» Aim of the exercise:
The output must match the entries below exactly, with pictures removed.

※

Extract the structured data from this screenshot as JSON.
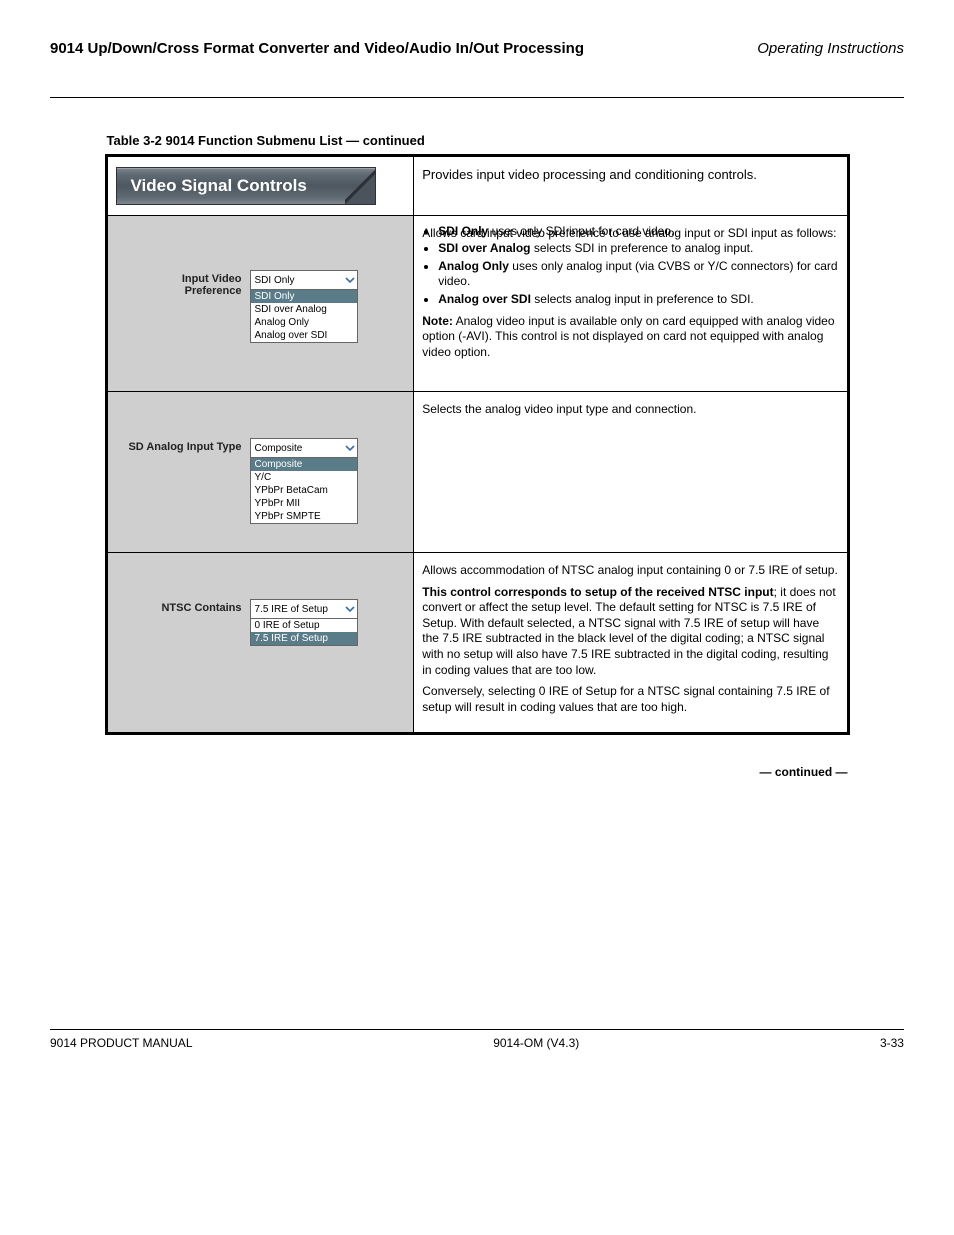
{
  "header": {
    "left": "9014 Up/Down/Cross Format Converter and Video/Audio In/Out Processing",
    "right": "Operating Instructions"
  },
  "table_caption": "Table 3-2     9014 Function Submenu List — continued",
  "banner_title": "Video Signal Controls",
  "banner_desc": "Provides input video processing and conditioning controls.",
  "row1": {
    "label": "Input Video Preference",
    "selected": "SDI Only",
    "opts": [
      "SDI Only",
      "SDI over Analog",
      "Analog Only",
      "Analog over SDI"
    ],
    "desc_intro": "Allows card input video preference to use analog input or SDI input as follows:",
    "items": [
      "SDI Only uses only SDI input for card video.",
      "SDI over Analog selects SDI in preference to analog input.",
      "Analog Only uses only analog input (via CVBS or Y/C connectors) for card video.",
      "Analog over SDI selects analog input in preference to SDI."
    ],
    "note_label": "Note:",
    "note": "Analog video input is available only on card equipped with analog video option (-AVI). This control is not displayed on card not equipped with analog video option."
  },
  "row2": {
    "label": "SD Analog Input Type",
    "selected": "Composite",
    "opts": [
      "Composite",
      "Y/C",
      "YPbPr BetaCam",
      "YPbPr MII",
      "YPbPr SMPTE"
    ],
    "desc": "Selects the analog video input type and connection."
  },
  "row3": {
    "label": "NTSC Contains",
    "selected": "7.5 IRE of Setup",
    "opts": [
      "0 IRE of Setup",
      "7.5 IRE of Setup"
    ],
    "desc_intro": "Allows accommodation of NTSC analog input containing 0 or 7.5 IRE of setup.",
    "note_bold": "This control corresponds to setup of the received NTSC input",
    "note_rest": "; it does not convert or affect the setup level. The default setting for NTSC is 7.5 IRE of Setup. With default selected, a NTSC signal with 7.5 IRE of setup will have the 7.5 IRE subtracted in the black level of the digital coding; a NTSC signal with no setup will also have 7.5 IRE subtracted in the digital coding, resulting in coding values that are too low.",
    "note2": "Conversely, selecting 0 IRE of Setup for a NTSC signal containing 7.5 IRE of setup will result in coding values that are too high."
  },
  "continued": "— continued —",
  "footer": {
    "left": "9014 PRODUCT MANUAL",
    "center": "9014-OM (V4.3)",
    "right": "3-33"
  }
}
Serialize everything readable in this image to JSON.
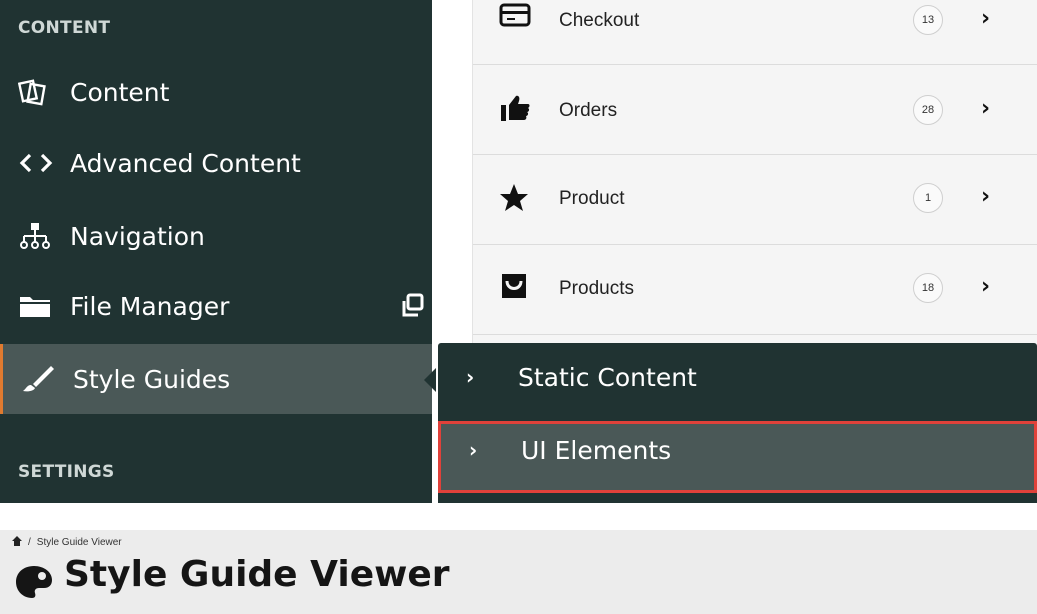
{
  "sidebar": {
    "section_content": "CONTENT",
    "section_settings": "SETTINGS",
    "items": [
      {
        "label": "Content",
        "icon": "documents-icon"
      },
      {
        "label": "Advanced Content",
        "icon": "code-brackets-icon"
      },
      {
        "label": "Navigation",
        "icon": "sitemap-icon"
      },
      {
        "label": "File Manager",
        "icon": "folder-icon",
        "action_icon": "external-window-icon"
      },
      {
        "label": "Style Guides",
        "icon": "paintbrush-icon",
        "active": true
      }
    ]
  },
  "list": {
    "rows": [
      {
        "label": "Checkout",
        "count": "13",
        "icon": "credit-card-icon"
      },
      {
        "label": "Orders",
        "count": "28",
        "icon": "thumbs-up-icon"
      },
      {
        "label": "Product",
        "count": "1",
        "icon": "star-icon"
      },
      {
        "label": "Products",
        "count": "18",
        "icon": "shopping-bag-icon"
      }
    ]
  },
  "flyout": {
    "items": [
      {
        "label": "Static Content"
      },
      {
        "label": "UI Elements",
        "highlighted": true
      }
    ]
  },
  "header": {
    "breadcrumb_separator": "/",
    "breadcrumb_current": "Style Guide Viewer",
    "title": "Style Guide Viewer"
  },
  "colors": {
    "sidebar_bg": "#203332",
    "active_bg": "#4a5857",
    "highlight_border": "#e0413a",
    "active_accent": "#e07a2f"
  }
}
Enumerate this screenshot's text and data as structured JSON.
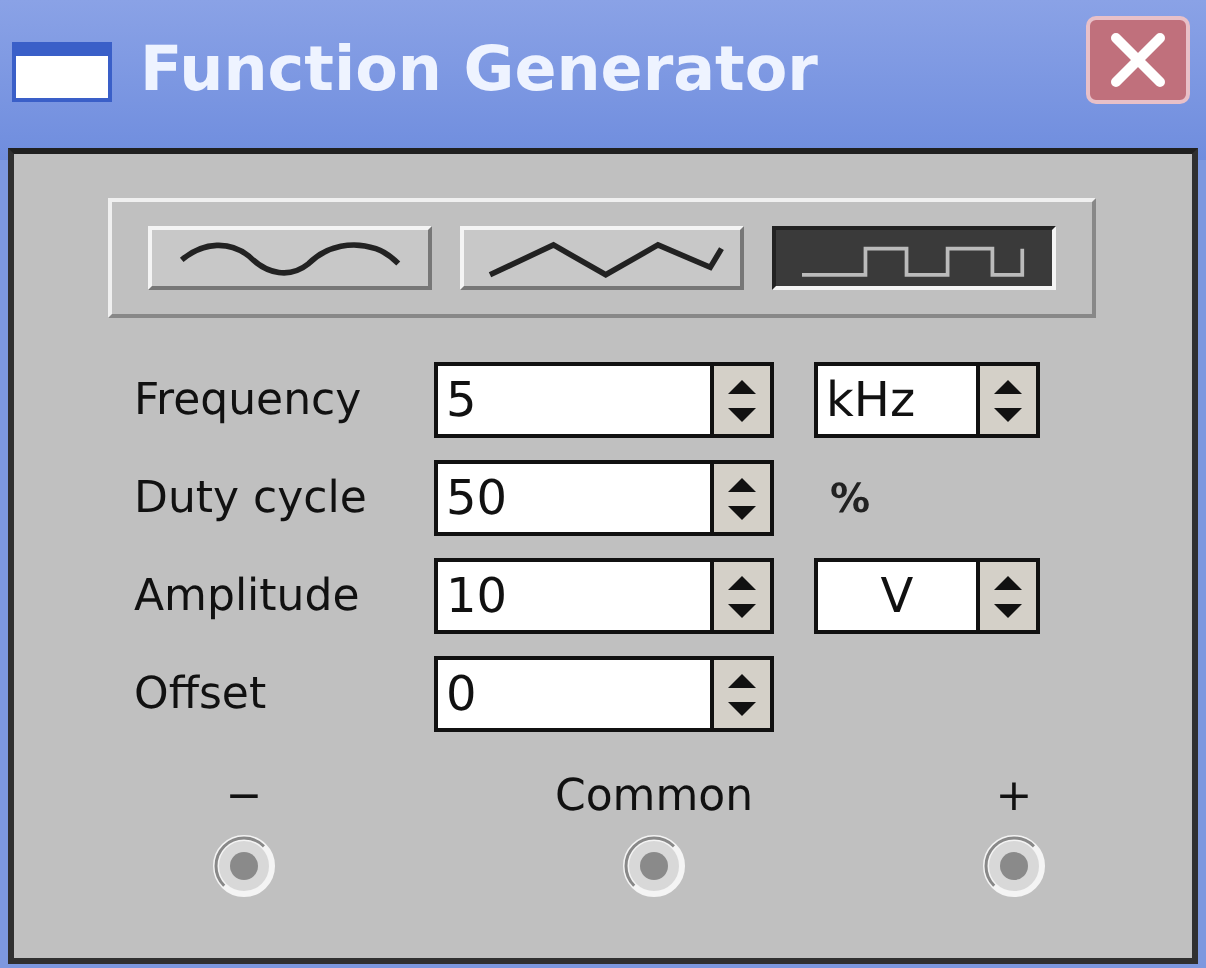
{
  "window": {
    "title": "Function Generator"
  },
  "waveforms": [
    {
      "kind": "sine",
      "selected": false
    },
    {
      "kind": "triangle",
      "selected": false
    },
    {
      "kind": "square",
      "selected": true
    }
  ],
  "fields": [
    {
      "label": "Frequency",
      "value": "5",
      "unit": {
        "kind": "spinner",
        "value": "kHz"
      }
    },
    {
      "label": "Duty cycle",
      "value": "50",
      "unit": {
        "kind": "text",
        "value": "%"
      }
    },
    {
      "label": "Amplitude",
      "value": "10",
      "unit": {
        "kind": "spinner",
        "value": "V"
      }
    },
    {
      "label": "Offset",
      "value": "0"
    }
  ],
  "terminals": [
    {
      "label": "−"
    },
    {
      "label": "Common"
    },
    {
      "label": "+"
    }
  ]
}
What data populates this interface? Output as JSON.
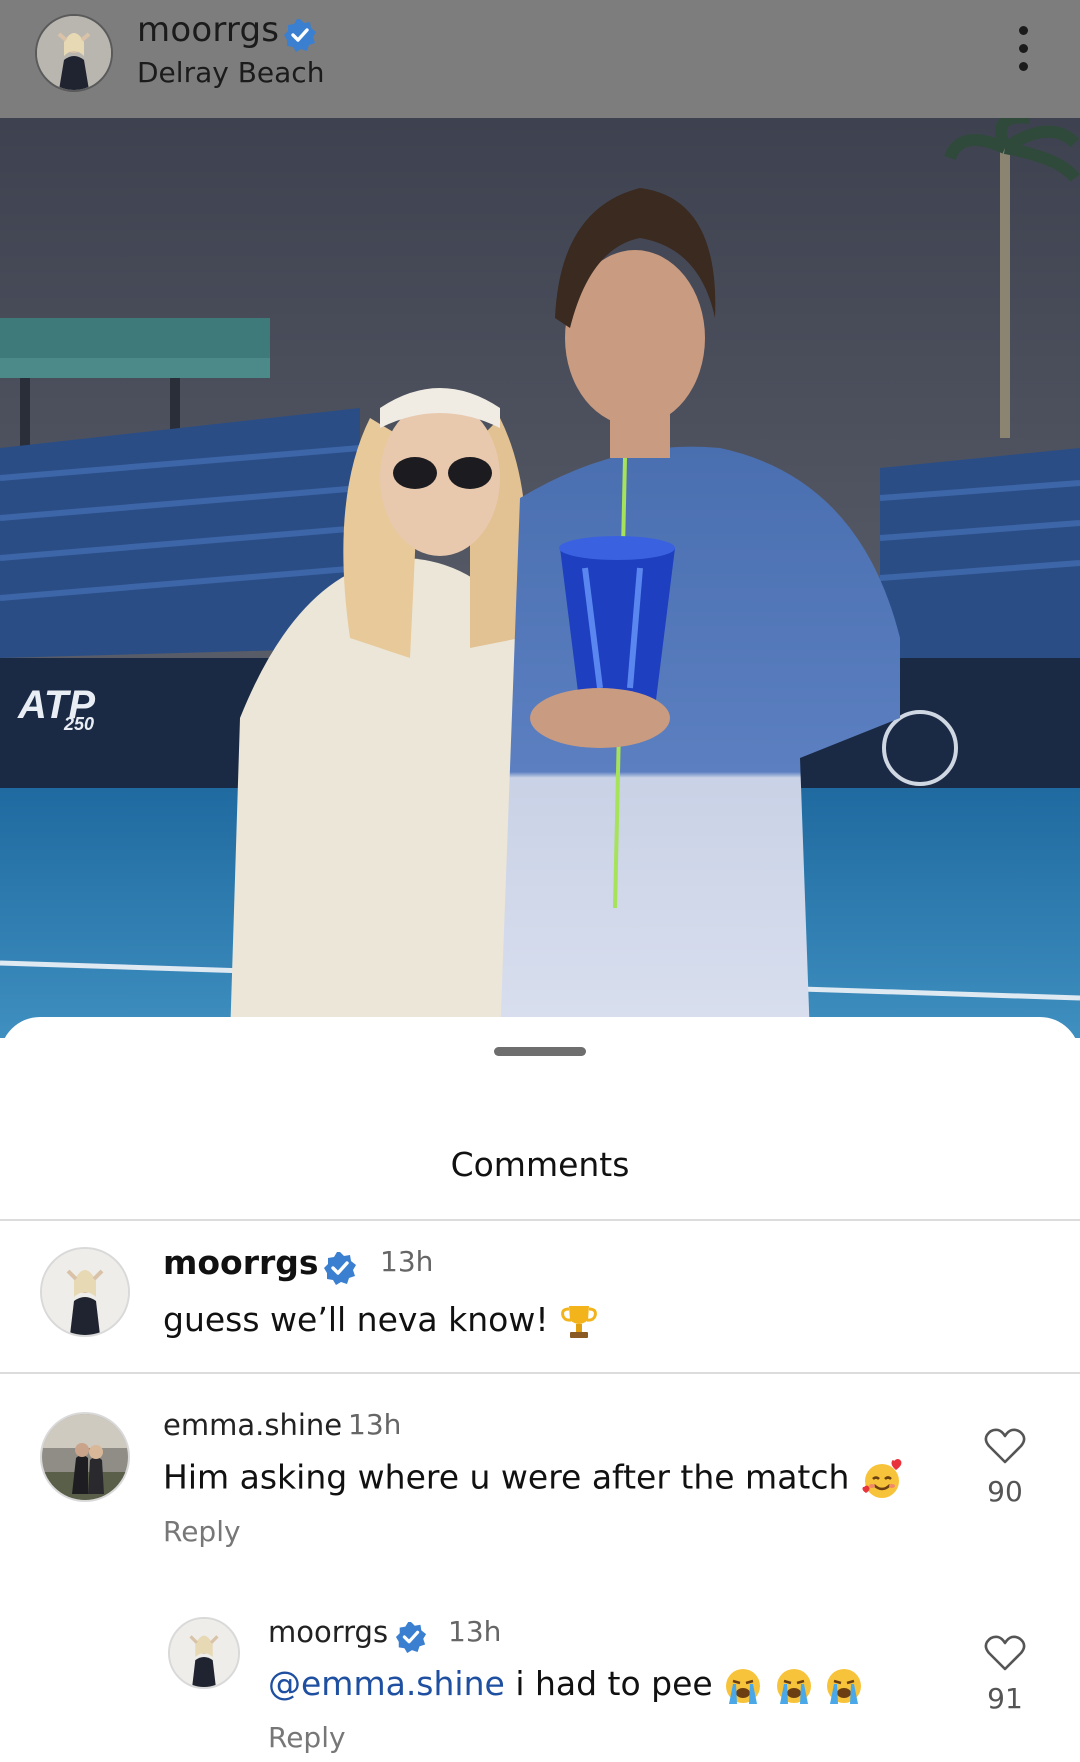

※

» Written reply:
Extract the structured data from this screenshot as JSON.
{
  "header": {
    "left": "9014 Up/Down/Cross Format Converter and Video/Audio In/Out Processing",
    "right": "Operating Instructions"
  },
  "table_caption": "Table 3-2     9014 Function Submenu List — continued",
  "banner_title": "Video Signal Controls",
  "banner_desc": "Provides input video processing and conditioning controls.",
  "row1": {
    "label": "Input Video Preference",
    "selected": "SDI Only",
    "opts": [
      "SDI Only",
      "SDI over Analog",
      "Analog Only",
      "Analog over SDI"
    ],
    "desc_intro": "Allows card input video preference to use analog input or SDI input as follows:",
    "items": [
      "SDI Only uses only SDI input for card video.",
      "SDI over Analog selects SDI in preference to analog input.",
      "Analog Only uses only analog input (via CVBS or Y/C connectors) for card video.",
      "Analog over SDI selects analog input in preference to SDI."
    ],
    "note_label": "Note:",
    "note": "Analog video input is available only on card equipped with analog video option (-AVI). This control is not displayed on card not equipped with analog video option."
  },
  "row2": {
    "label": "SD Analog Input Type",
    "selected": "Composite",
    "opts": [
      "Composite",
      "Y/C",
      "YPbPr BetaCam",
      "YPbPr MII",
      "YPbPr SMPTE"
    ],
    "desc": "Selects the analog video input type and connection."
  },
  "row3": {
    "label": "NTSC Contains",
    "selected": "7.5 IRE of Setup",
    "opts": [
      "0 IRE of Setup",
      "7.5 IRE of Setup"
    ],
    "desc_intro": "Allows accommodation of NTSC analog input containing 0 or 7.5 IRE of setup.",
    "note_bold": "This control corresponds to setup of the received NTSC input",
    "note_rest": "; it does not convert or affect the setup level. The default setting for NTSC is 7.5 IRE of Setup. With default selected, a NTSC signal with 7.5 IRE of setup will have the 7.5 IRE subtracted in the black level of the digital coding; a NTSC signal with no setup will also have 7.5 IRE subtracted in the digital coding, resulting in coding values that are too low.",
    "note2": "Conversely, selecting 0 IRE of Setup for a NTSC signal containing 7.5 IRE of setup will result in coding values that are too high."
  },
  "continued": "— continued —",
  "footer": {
    "left": "9014 PRODUCT MANUAL",
    "center": "9014-OM (V4.3)",
    "right": "3-33"
  }
}
Serialize everything readable in this image to JSON.
{
  "sidebar": {
    "section_content": "CONTENT",
    "section_settings": "SETTINGS",
    "items": [
      {
        "label": "Content",
        "icon": "documents-icon"
      },
      {
        "label": "Advanced Content",
        "icon": "code-brackets-icon"
      },
      {
        "label": "Navigation",
        "icon": "sitemap-icon"
      },
      {
        "label": "File Manager",
        "icon": "folder-icon",
        "action_icon": "external-window-icon"
      },
      {
        "label": "Style Guides",
        "icon": "paintbrush-icon",
        "active": true
      }
    ]
  },
  "list": {
    "rows": [
      {
        "label": "Checkout",
        "count": "13",
        "icon": "credit-card-icon"
      },
      {
        "label": "Orders",
        "count": "28",
        "icon": "thumbs-up-icon"
      },
      {
        "label": "Product",
        "count": "1",
        "icon": "star-icon"
      },
      {
        "label": "Products",
        "count": "18",
        "icon": "shopping-bag-icon"
      }
    ]
  },
  "flyout": {
    "items": [
      {
        "label": "Static Content"
      },
      {
        "label": "UI Elements",
        "highlighted": true
      }
    ]
  },
  "header": {
    "breadcrumb_separator": "/",
    "breadcrumb_current": "Style Guide Viewer",
    "title": "Style Guide Viewer"
  },
  "colors": {
    "sidebar_bg": "#203332",
    "active_bg": "#4a5857",
    "highlight_border": "#e0413a",
    "active_accent": "#e07a2f"
  }
}
Enumerate this screenshot's text and data as structured JSON.
{
  "window": {
    "title": "Function Generator"
  },
  "waveforms": [
    {
      "kind": "sine",
      "selected": false
    },
    {
      "kind": "triangle",
      "selected": false
    },
    {
      "kind": "square",
      "selected": true
    }
  ],
  "fields": [
    {
      "label": "Frequency",
      "value": "5",
      "unit": {
        "kind": "spinner",
        "value": "kHz"
      }
    },
    {
      "label": "Duty cycle",
      "value": "50",
      "unit": {
        "kind": "text",
        "value": "%"
      }
    },
    {
      "label": "Amplitude",
      "value": "10",
      "unit": {
        "kind": "spinner",
        "value": "V"
      }
    },
    {
      "label": "Offset",
      "value": "0"
    }
  ],
  "terminals": [
    {
      "label": "−"
    },
    {
      "label": "Common"
    },
    {
      "label": "+"
    }
  ]
}
What data populates this interface? Output as JSON.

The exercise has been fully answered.